chWaking up the next day was not pleasant. Well….let me rephrase that; waking up was fine. It was getting out of bed and placing my feet upon the floor that was a travesty. I took one step and instantly knew that my thighs had SEVERLY paid for yesterday’s cardio venture. It felt like every tendon in my legs had been stretched over 500 ft and were about to snap in half at any second. I could not believe how much it HURT! How far had I run anyways? I didn’t know, but I was pretty sure that it wasn’t supposed to hurt THIS bad.
“C’mon, Justin, just one foot in front of the other. Up and at em,” I thought to myself as I embarked on the daring 4 ft journey from my bed to the bedroom door. As I clumsily and painfully made my way to my destination, I began to have doubts about this marathon goal I had set for myself, which was a little disheartening considering this is how I felt after ONE day of training. I finally stumbled through the doorway and gulped because I knew what was next… the stairs.
I was going to have to summon ALL the motivation Gods for this one!
I saw my dad looking up at me from the bottom of the stairs with a bit of a smirk. “Overdid it a little bit hunh?”
He was definitely right. Unfortunately, he wanted to go the flea market that day and get me out of the house. At this time, he still didn’t completely grasp the nature of withdrawal and how terrifying it was for me to do the seemingly simple task of walking around in public. It’s pretty crazy when you think about the fact that the idea of training for a marathon and dedicating myself to that goal was no issue, but the thought of standing in line at a flea market made me sick to stomach….and now I had to do it with two legs that were on fire.
Riding in the passenger seat of my dad’s truck was always an unpleasant experience. God bless him, he would do his best to make small talk with me and try to get a conversation going, but it’s a little a difficult to exchange pleasantries with someone when you’re in chemical despair and focusing only on surviving the concrete wall of panic in your chest. Understandably, I think he took my silence as being standoffish and maybe even a little disrespectful.
“How about an ATTEMPT to talk to me, Justin?!” He blurted out in frustration. My brain was scrambled eggs though, there would be no father and son bonding on this afternoon…so I just continued to suffer in silence.

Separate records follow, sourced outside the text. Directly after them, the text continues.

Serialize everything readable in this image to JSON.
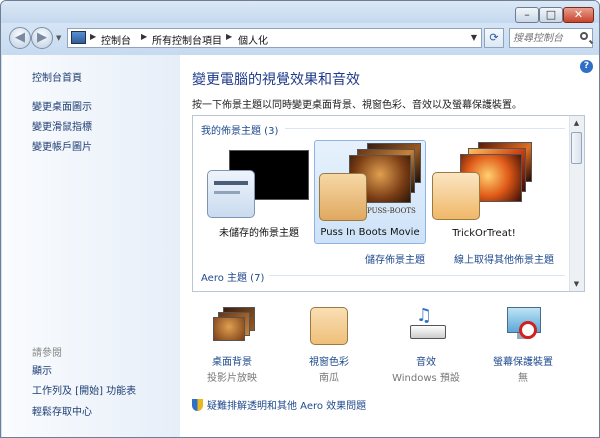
{
  "window": {
    "minimize_glyph": "–",
    "maximize_glyph": "□",
    "close_glyph": "✕"
  },
  "address": {
    "crumbs": [
      "控制台",
      "所有控制台項目",
      "個人化"
    ]
  },
  "search": {
    "placeholder": "搜尋控制台"
  },
  "sidebar": {
    "links": [
      "控制台首頁",
      "變更桌面圖示",
      "變更滑鼠指標",
      "變更帳戶圖片"
    ],
    "see_also_label": "請參閱",
    "see_also": [
      "顯示",
      "工作列及 [開始] 功能表",
      "輕鬆存取中心"
    ]
  },
  "main": {
    "title": "變更電腦的視覺效果和音效",
    "description": "按一下佈景主題以同時變更桌面背景、視窗色彩、音效以及螢幕保護裝置。",
    "my_themes_header": "我的佈景主題 (3)",
    "themes": [
      {
        "name": "未儲存的佈景主題",
        "selected": false
      },
      {
        "name": "Puss In Boots Movie",
        "selected": true
      },
      {
        "name": "TrickOrTreat!",
        "selected": false
      }
    ],
    "puss_logo": "PUSS-BOOTS",
    "save_theme": "儲存佈景主題",
    "get_more": "線上取得其他佈景主題",
    "aero_header": "Aero 主題 (7)"
  },
  "options": [
    {
      "link": "桌面背景",
      "value": "投影片放映",
      "icon": "desktop-background-icon"
    },
    {
      "link": "視窗色彩",
      "value": "南瓜",
      "icon": "window-color-icon"
    },
    {
      "link": "音效",
      "value": "Windows 預設",
      "icon": "sounds-icon"
    },
    {
      "link": "螢幕保護裝置",
      "value": "無",
      "icon": "screensaver-icon"
    }
  ],
  "troubleshoot_link": "疑難排解透明和其他 Aero 效果問題",
  "colors": {
    "accent": "#1e3a8a",
    "link": "#1f4a8c",
    "pumpkin": "#f2c98a"
  }
}
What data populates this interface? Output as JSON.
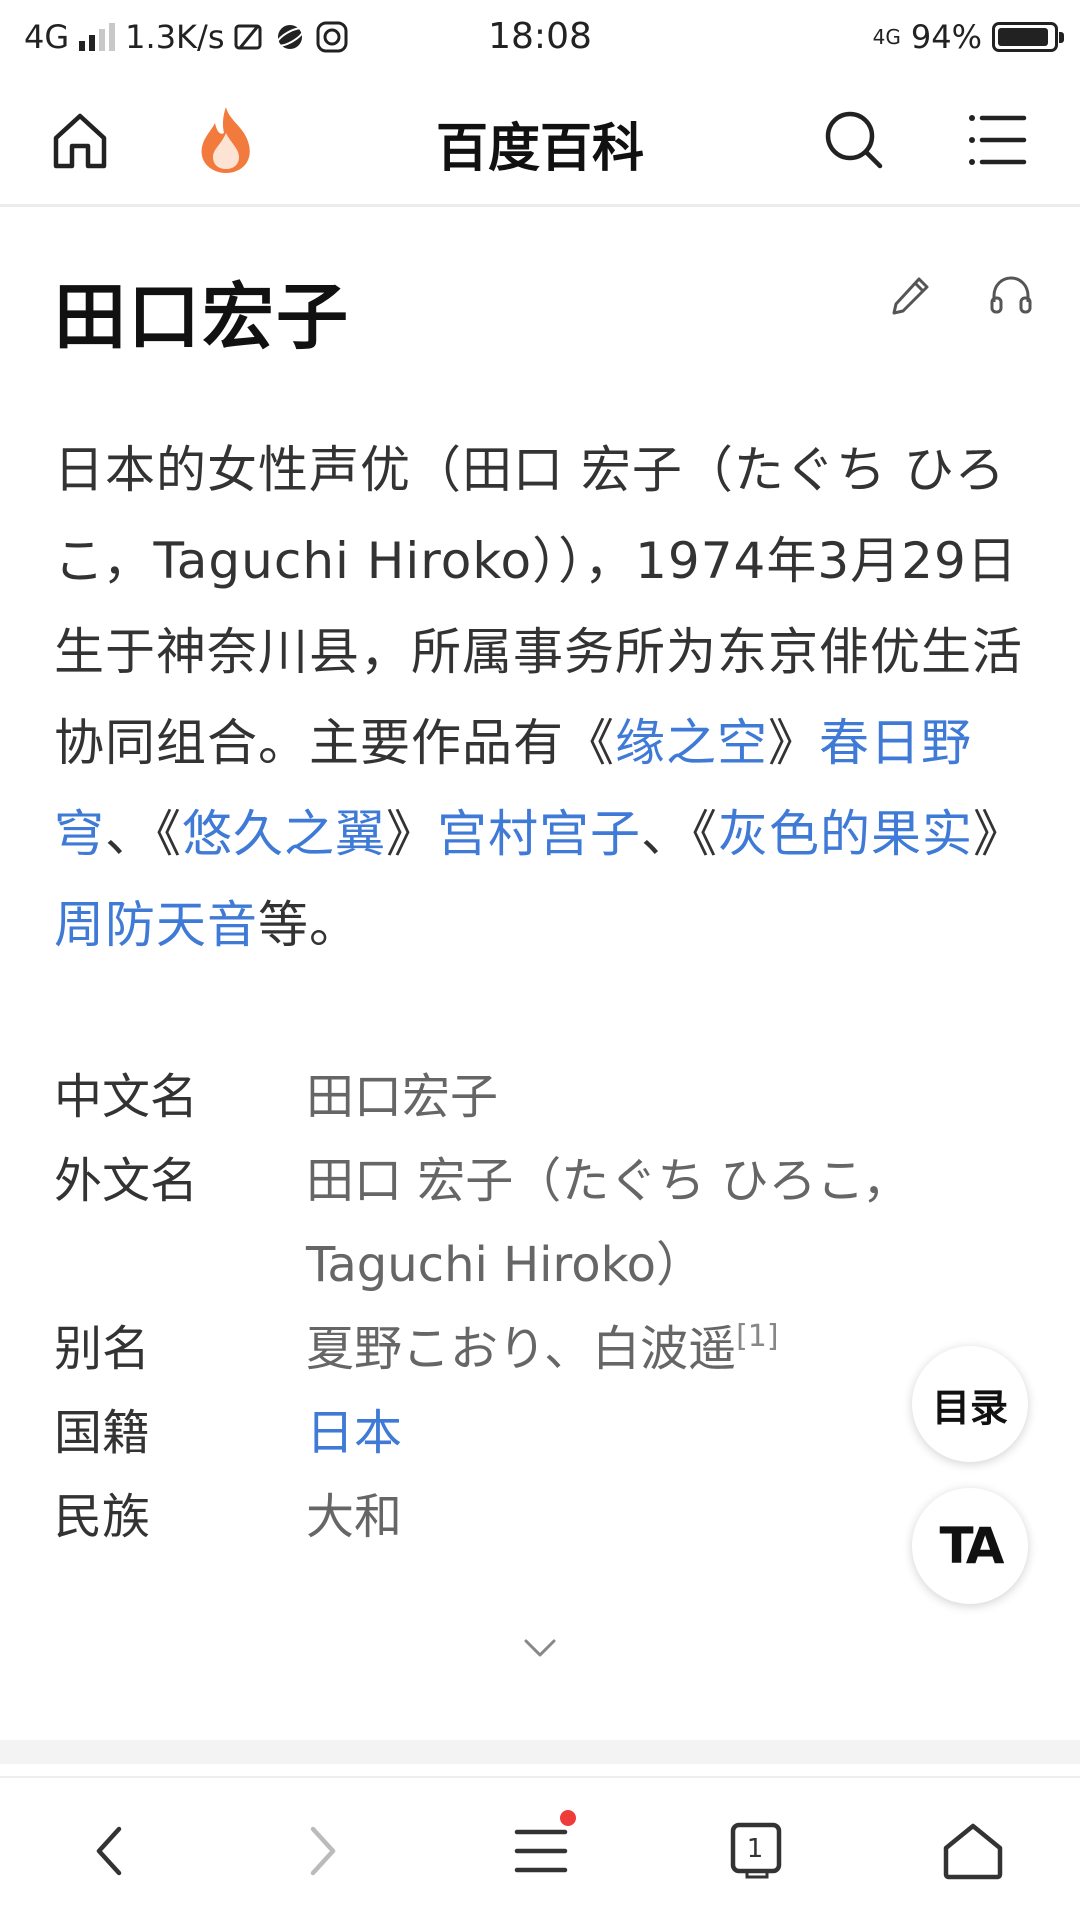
{
  "status_bar": {
    "network": "4G",
    "speed": "1.3K/s",
    "time": "18:08",
    "net_right": "4G",
    "battery": "94%",
    "battery_level": 0.94
  },
  "nav": {
    "title": "百度百科"
  },
  "entry": {
    "title": "田口宏子"
  },
  "summary": {
    "p1": "日本的女性声优（田口 宏子（たぐち ひろこ，Taguchi Hiroko）），1974年3月29日生于神奈川县，所属事务所为东京俳优生活协同组合。主要作品有《",
    "link1": "缘之空",
    "p2": "》",
    "link2": "春日野穹",
    "p3": "、《",
    "link3": "悠久之翼",
    "p4": "》",
    "link4": "宫村宫子",
    "p5": "、《",
    "link5": "灰色的果实",
    "p6": "》",
    "link6": "周防天音",
    "p7": "等。"
  },
  "info": [
    {
      "label": "中文名",
      "value": "田口宏子"
    },
    {
      "label": "外文名",
      "value": "田口 宏子（たぐち ひろこ，Taguchi Hiroko）"
    },
    {
      "label": "别名",
      "value": "夏野こおり、白波遥",
      "ref": "[1]"
    },
    {
      "label": "国籍",
      "value": "日本"
    },
    {
      "label": "民族",
      "value": "大和"
    }
  ],
  "float": {
    "toc_label": "目录",
    "font_label": "TA"
  },
  "bottom_bar": {
    "tabs_count": "1"
  },
  "colors": {
    "link": "#3e7ad6",
    "flame": "#f27a3d",
    "badge": "#f03b3b"
  }
}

After surviving the flea market endeavor and brutally awkward ride home with my dad, my cousin Andrew decided to stop by for a visit. I already felt like a mutilated puppy emotionally, so, needless to say, I wasn’t too stoked on seeing anybody. He had always been my favorite cousin though and one of the kindest people I knew, so if anyone was going to be understanding, it was him. I did my best to socialize as I stared at him with my big, stupid bulging eyes. I was at least proud of my marathon goal and was excited to tell him about it. I told him I wasn’t sure how long the road was that I was training on, so we hopped in his trailblazer and tracked the distance. To my surprise, the distance of the road was 0.3 miles, which meant running to the end and back was 0.6 miles. Since I knew I had run 15 laps the day before, that meant that I ran a total of 9 miles! Which was a huge relief, because I knew that was a good chunk of mileage for a first time run. I was super worried that maybe it had only been 4 or 5 miles, which would have made the thought of running a whole marathon seem very unobtainable. However, the pain I was experiencing made sense now because I knew 9 miles is pretty nuts for a complete beginner. I felt my spirits lift and my determination began to show its lovely face again.

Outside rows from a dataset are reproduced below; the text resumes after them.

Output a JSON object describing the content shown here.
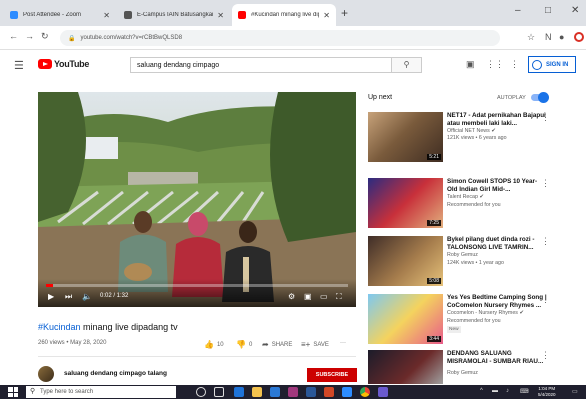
{
  "browser": {
    "tabs": [
      {
        "title": "Post Attendee - Zoom",
        "favicon_color": "#2d8cff"
      },
      {
        "title": "E-Campus IAIN Batusangkar",
        "favicon_color": "#555555"
      },
      {
        "title": "#Kucindan minang live dipa...",
        "favicon_color": "#ff0000"
      }
    ],
    "url": "youtube.com/watch?v=rCBtBwQLSD8",
    "new_tab": "+",
    "minimize": "–",
    "maximize": "□",
    "close": "✕"
  },
  "youtube": {
    "logo_text": "YouTube",
    "search_query": "saluang dendang cimpago",
    "sign_in": "SIGN IN"
  },
  "player": {
    "time": "0:02 / 1:32",
    "progress": 0.022
  },
  "video": {
    "hashtag": "#Kucindan",
    "title_rest": " minang live dipadang tv",
    "meta": "260 views • May 28, 2020",
    "likes": "10",
    "dislikes": "0",
    "share": "SHARE",
    "save": "SAVE",
    "more": "···"
  },
  "channel": {
    "name": "saluang dendang cimpago talang",
    "subscribe": "SUBSCRIBE"
  },
  "sidebar": {
    "up_next": "Up next",
    "autoplay": "AUTOPLAY",
    "videos": [
      {
        "title": "NET17 - Adat pernikahan Bajapui atau membeli laki laki...",
        "channel": "Official NET News ✔",
        "meta": "121K views • 6 years ago",
        "duration": "5:21",
        "badge": ""
      },
      {
        "title": "Simon Cowell STOPS 10 Year-Old Indian Girl Mid-...",
        "channel": "Talent Recap ✔",
        "meta": "Recommended for you",
        "duration": "7:25",
        "badge": ""
      },
      {
        "title": "Bykel pilang duet dinda rozi - TALONSONG LIVE TAMRIN...",
        "channel": "Roby Gemuz",
        "meta": "124K views • 1 year ago",
        "duration": "5:08",
        "badge": ""
      },
      {
        "title": "Yes Yes Bedtime Camping Song | CoComelon Nursery Rhymes ...",
        "channel": "Cocomelon - Nursery Rhymes ✔",
        "meta": "Recommended for you",
        "duration": "3:44",
        "badge": "New"
      },
      {
        "title": "DENDANG SALUANG MISRAMOLAI - SUMBAR RIAU...",
        "channel": "Roby Gemuz",
        "meta": "",
        "duration": "",
        "badge": ""
      }
    ]
  },
  "taskbar": {
    "search_placeholder": "Type here to search",
    "time": "1:04 PM",
    "date": "5/4/2020"
  }
}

I said goodbye to my cousin and made my way up back up the stairs to my room, my safe haven. It had been another gut-wrenching day. I was still so devastated that I was unable to effectively communicate with my own father or favorite cousin. I thought about the way I used to be and how much I enjoyed laughing with Andrew on the phone. We both had the same sense of humor, but there wasn’t much laughing today, and that hurt me deeply.

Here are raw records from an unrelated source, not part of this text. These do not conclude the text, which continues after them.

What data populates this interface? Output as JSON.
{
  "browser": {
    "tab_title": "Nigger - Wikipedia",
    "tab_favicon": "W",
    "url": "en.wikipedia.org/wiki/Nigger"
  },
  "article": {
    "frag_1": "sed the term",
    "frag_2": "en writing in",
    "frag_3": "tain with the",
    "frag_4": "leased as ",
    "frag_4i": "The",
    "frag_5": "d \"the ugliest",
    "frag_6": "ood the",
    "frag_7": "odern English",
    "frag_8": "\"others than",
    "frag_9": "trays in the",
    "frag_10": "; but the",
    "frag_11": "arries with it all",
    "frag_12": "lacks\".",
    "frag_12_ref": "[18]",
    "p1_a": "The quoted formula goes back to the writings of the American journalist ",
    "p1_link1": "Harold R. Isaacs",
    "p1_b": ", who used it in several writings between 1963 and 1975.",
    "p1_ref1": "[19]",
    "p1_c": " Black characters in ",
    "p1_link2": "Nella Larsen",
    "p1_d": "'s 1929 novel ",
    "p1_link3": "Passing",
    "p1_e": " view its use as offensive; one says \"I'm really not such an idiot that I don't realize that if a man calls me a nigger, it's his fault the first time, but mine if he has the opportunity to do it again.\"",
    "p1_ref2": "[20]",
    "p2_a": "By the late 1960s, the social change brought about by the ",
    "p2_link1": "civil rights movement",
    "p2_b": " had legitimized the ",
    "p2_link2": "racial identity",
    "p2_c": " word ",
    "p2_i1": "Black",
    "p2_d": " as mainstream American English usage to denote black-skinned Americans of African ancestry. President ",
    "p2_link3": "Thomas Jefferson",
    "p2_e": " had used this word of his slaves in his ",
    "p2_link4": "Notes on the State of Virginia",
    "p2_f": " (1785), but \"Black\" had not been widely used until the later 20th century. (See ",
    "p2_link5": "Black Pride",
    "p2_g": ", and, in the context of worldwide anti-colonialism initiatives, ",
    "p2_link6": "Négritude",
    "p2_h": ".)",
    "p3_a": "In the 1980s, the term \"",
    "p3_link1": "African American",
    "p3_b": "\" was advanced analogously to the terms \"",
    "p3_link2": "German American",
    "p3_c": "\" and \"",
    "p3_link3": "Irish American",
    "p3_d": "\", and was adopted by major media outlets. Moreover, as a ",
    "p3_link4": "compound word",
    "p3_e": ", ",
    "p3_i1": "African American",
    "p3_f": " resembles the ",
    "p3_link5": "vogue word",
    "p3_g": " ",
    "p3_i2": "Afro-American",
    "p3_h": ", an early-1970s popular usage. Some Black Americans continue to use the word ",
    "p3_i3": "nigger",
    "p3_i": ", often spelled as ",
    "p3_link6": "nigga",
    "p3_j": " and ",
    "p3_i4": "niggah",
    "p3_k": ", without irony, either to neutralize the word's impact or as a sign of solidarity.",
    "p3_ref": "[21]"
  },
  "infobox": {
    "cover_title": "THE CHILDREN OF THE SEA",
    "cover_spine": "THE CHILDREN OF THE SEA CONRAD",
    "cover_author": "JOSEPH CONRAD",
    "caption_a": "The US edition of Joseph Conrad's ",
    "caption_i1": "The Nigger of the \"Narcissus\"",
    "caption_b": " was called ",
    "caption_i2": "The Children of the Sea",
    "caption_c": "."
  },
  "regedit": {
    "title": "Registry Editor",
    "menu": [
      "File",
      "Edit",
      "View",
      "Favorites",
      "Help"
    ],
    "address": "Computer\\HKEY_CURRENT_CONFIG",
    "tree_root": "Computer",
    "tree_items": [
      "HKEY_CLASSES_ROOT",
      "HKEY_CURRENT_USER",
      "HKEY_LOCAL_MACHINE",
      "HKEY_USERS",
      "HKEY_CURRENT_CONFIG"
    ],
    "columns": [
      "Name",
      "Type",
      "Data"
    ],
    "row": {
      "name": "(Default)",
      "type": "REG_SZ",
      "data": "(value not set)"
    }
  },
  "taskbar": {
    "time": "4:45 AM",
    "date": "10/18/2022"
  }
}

At least I had my marathon though, and I had to keep believing that something good would come from that.